screen, then click the Select drop-down menu at the
end of the Edit View toolbar. Click on "Voice
Presentation" and click the little Go button next to
the Select drop-down.
An Add Voice Presentation page will appear.
Give the presentation a title, a description, if you
wish, and fill out Section 2, "Settings" as follows:
Audio quality - Choose "Superior Quality"
this is easily supported even by 56Kb modems;
Max message length - You can choose any of the
presets from 15 seconds to 20 minutes. The
length you set here will apply to your own comments
and, if you allow student comments, theirs too.
Allow students to comment on slides - The Wimba
Presenter can be used to make web slide shows for
purely information purposes, in which case you might
want to narrate the presentation but not allow
students to comment, or it may be used as we are
suggesting in this article, to solicit student
comment on some content you are presenting to them,
a YouTube video in this case. For our
purposes, we should place a check mark in Allow
students to comment on slides. The term
"slides" refers to each web page you are presenting
to students using the presenter. There is no
limit to how many you might use, though for
practical reasons the number will be small.
Make slide comments private - If you place a
check mark in this box, only you, the instructor,
will be able to hear each student comment, though
all of your students will be able to hear yours.
If you do not check this box, all students will be
able to hear each others' comments.
Set availability, tracking and restriction
settings in Blackboard, if any, and then click
Submit. Your presentation form will be
Click the "Enter Voice Presentation" link you
have just created.
Click the New icon in the panel on the left to create your first (and
only, in this case) "slide."
In the Compose window that appears, type a title
for your "slide," paste the URL from the Notepad
session you saved in step 2 above into the URL box,
type any text you want in the text window, and then
click the red Record button on the Wimba recorder to
record your audio message. Your message, in
this case, should be an introduction to the YouTube
video your students will be watching along with
instructions or guidelines on the comments you wish

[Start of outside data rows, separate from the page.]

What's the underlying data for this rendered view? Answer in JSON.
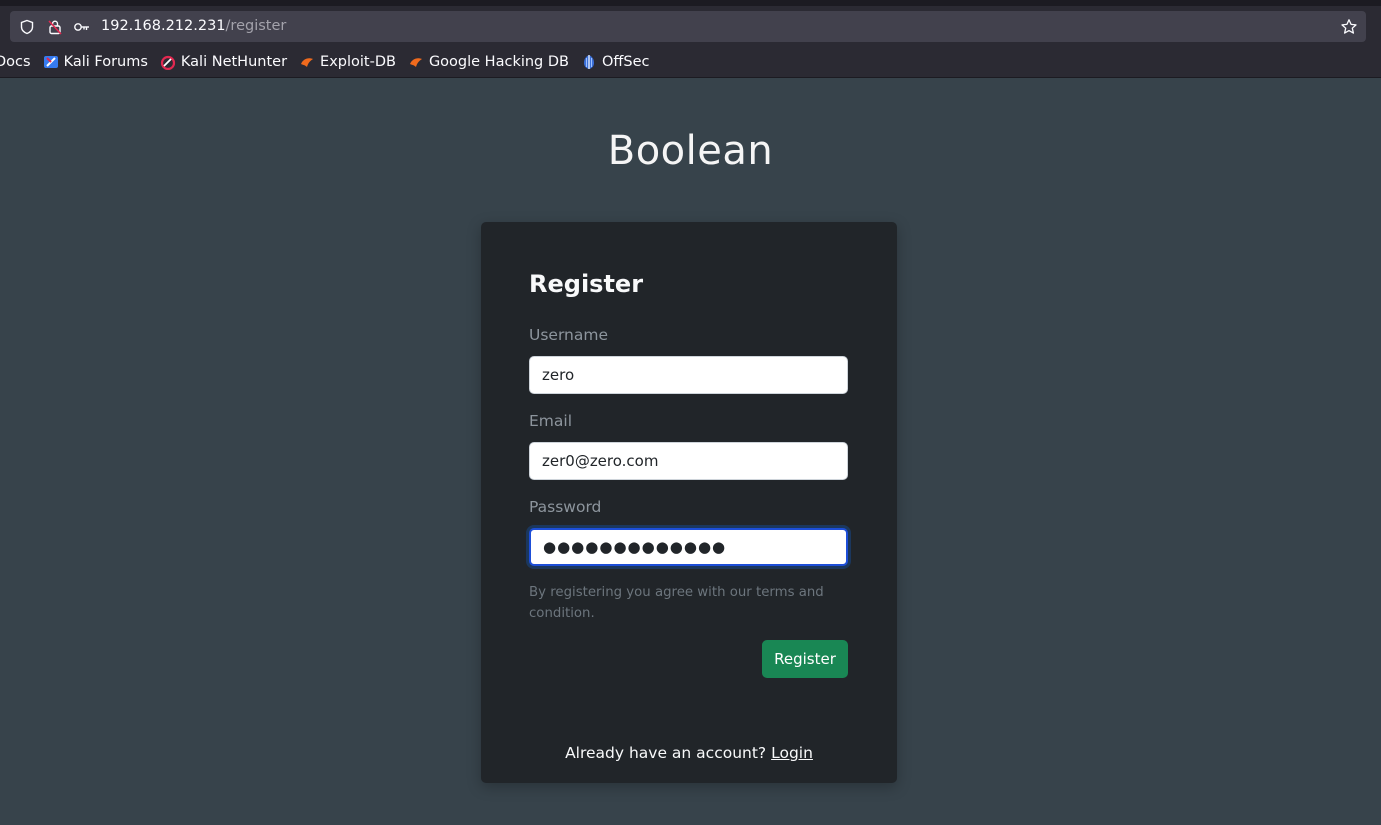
{
  "browser": {
    "url_host": "192.168.212.231",
    "url_path": "/register",
    "bookmarks": [
      {
        "label": "Docs",
        "icon": "none"
      },
      {
        "label": "Kali Forums",
        "icon": "kali-forums-icon"
      },
      {
        "label": "Kali NetHunter",
        "icon": "kali-nethunter-icon"
      },
      {
        "label": "Exploit-DB",
        "icon": "exploit-db-icon"
      },
      {
        "label": "Google Hacking DB",
        "icon": "exploit-db-icon"
      },
      {
        "label": "OffSec",
        "icon": "offsec-icon"
      }
    ]
  },
  "page": {
    "site_title": "Boolean"
  },
  "form": {
    "heading": "Register",
    "username_label": "Username",
    "username_value": "zero",
    "email_label": "Email",
    "email_value": "zer0@zero.com",
    "password_label": "Password",
    "password_masked": "●●●●●●●●●●●●●",
    "terms_text": "By registering you agree with our terms and condition.",
    "submit_label": "Register",
    "login_prompt": "Already have an account?",
    "login_link": "Login"
  },
  "colors": {
    "page_background": "#37434b",
    "card_background": "#212529",
    "button_green": "#198754",
    "focus_border": "#1d4ed8"
  }
}
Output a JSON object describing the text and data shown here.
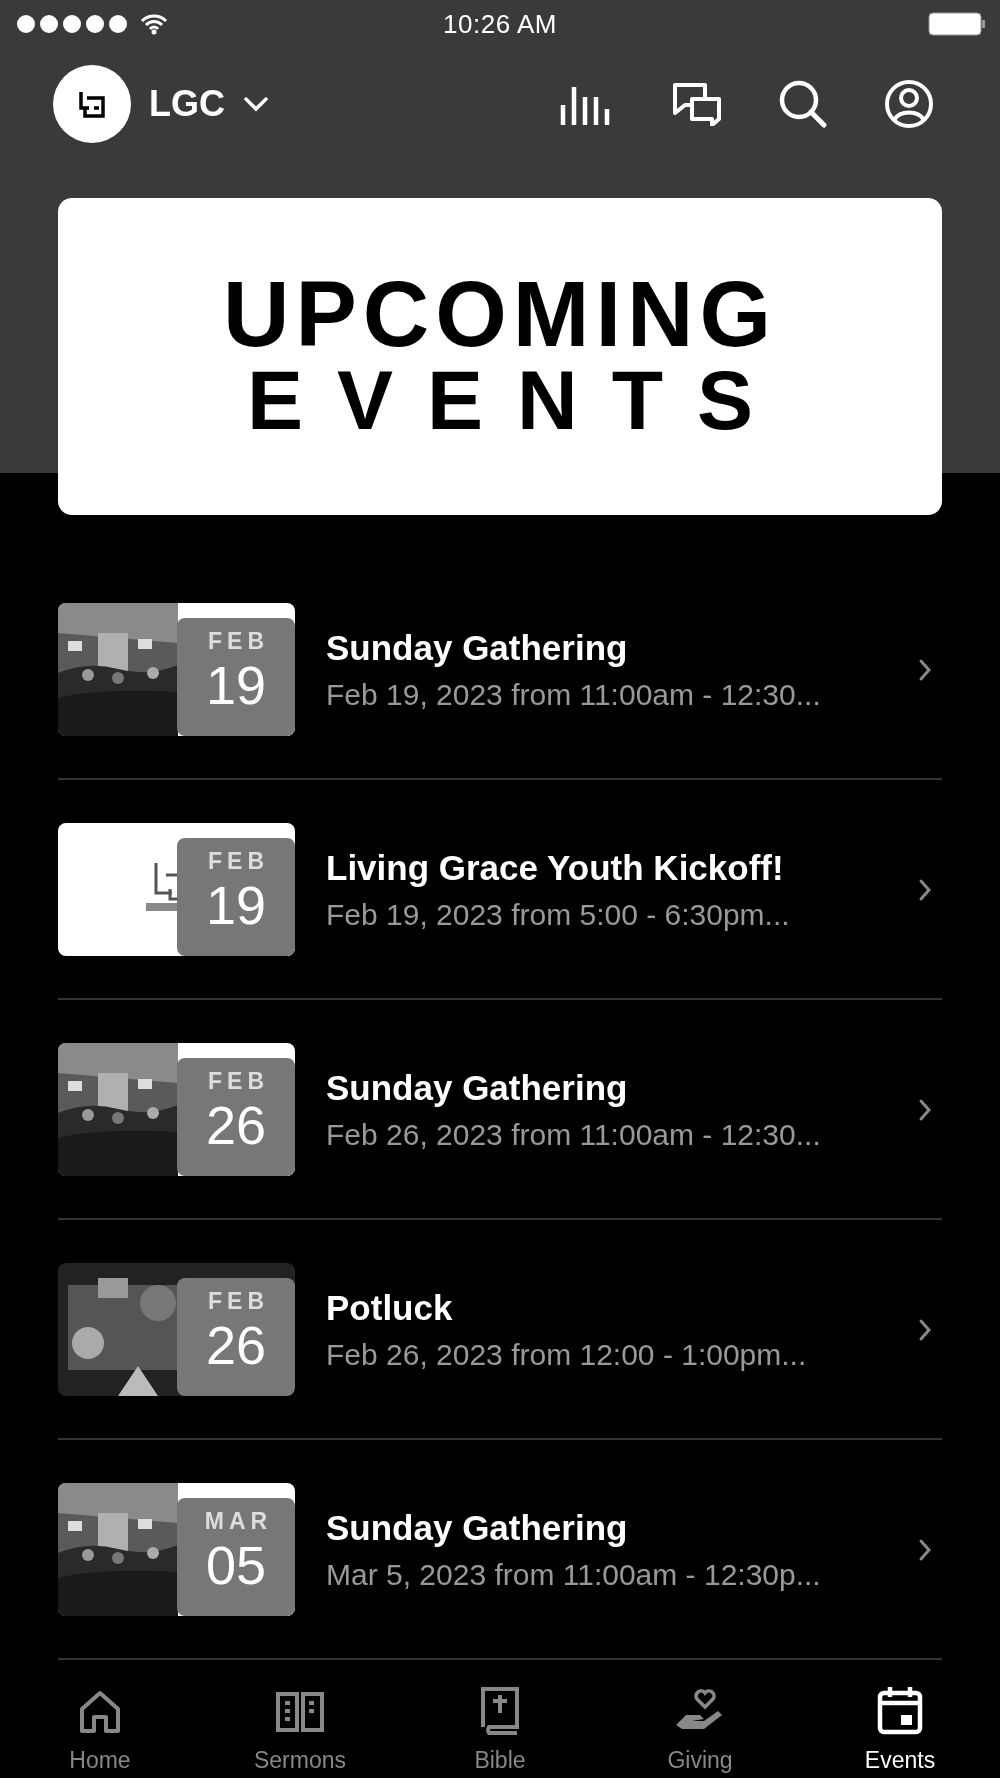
{
  "status_bar": {
    "time": "10:26 AM"
  },
  "header": {
    "church": "LGC"
  },
  "banner": {
    "line_1": "UPCOMING",
    "line_2": "EVENTS"
  },
  "events": [
    {
      "title": "Sunday Gathering",
      "details": "Feb 19, 2023 from 11:00am - 12:30...",
      "month": "FEB",
      "day": "19",
      "thumbnail": {
        "kind": "hall"
      }
    },
    {
      "title": "Living Grace Youth Kickoff!",
      "details": "Feb 19, 2023 from 5:00 - 6:30pm...",
      "month": "FEB",
      "day": "19",
      "thumbnail": {
        "kind": "logo"
      }
    },
    {
      "title": "Sunday Gathering",
      "details": "Feb 26, 2023 from 11:00am - 12:30...",
      "month": "FEB",
      "day": "26",
      "thumbnail": {
        "kind": "hall"
      }
    },
    {
      "title": "Potluck",
      "details": "Feb 26, 2023 from 12:00 - 1:00pm...",
      "month": "FEB",
      "day": "26",
      "thumbnail": {
        "kind": "food"
      }
    },
    {
      "title": "Sunday Gathering",
      "details": "Mar 5, 2023 from 11:00am - 12:30p...",
      "month": "MAR",
      "day": "05",
      "thumbnail": {
        "kind": "hall"
      }
    }
  ],
  "tab_bar": [
    {
      "label": "Home",
      "kind": "home",
      "selected": false
    },
    {
      "label": "Sermons",
      "kind": "sermons",
      "selected": false
    },
    {
      "label": "Bible",
      "kind": "bible",
      "selected": false
    },
    {
      "label": "Giving",
      "kind": "giving",
      "selected": false
    },
    {
      "label": "Events",
      "kind": "events",
      "selected": true
    }
  ]
}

them to make on it. After you have recorded
your message to your satisfaction (if you don't get
it right the first time, just click the square Stop
button and click the red Record button to record
again), click the Post button at the bottom of the
In our example, we are only going to have one
slide. The Wimba Presenter will display your
written comments and audio comments in a frame on
the left of the screen, and the web page at the URL
you pasted into the URL box on the right of the
screen. In this case, that web page contains a
YouTube video you want your students to view and
comment on. You could have as many "slides" as
you want, and each will appear sequentially in the
list of slides in the Wimba Presenter pane.
To reply to your presenter post, you students
should click the comment button, and they too will
receive a Compose window in which to type and record
their comments. Students cannot edit or delete
the initial post or add new posts.
The Wimba Presenter is very easy to work with and
provides a dynamic way for your students to hear
your comments on web pages, PDF documents, maps,
videos--basically anything that can be displayed on
a web page. Although the process of building a
presentation seems complex, after you have done it a
couple of times you will find it quite easy.
The example above is actually more complicated than
a typical presentation, because it assumes you will
be creating the web page that is to load in the
presenter content frame. Most often, you will
be pasting the URL of an already existing web site
into the Presenter's URL box. This can be
particularly effective with discussions of diagrams,
maps or detailed photographs or, as we suggest
above, brief video clips.
Send us your comments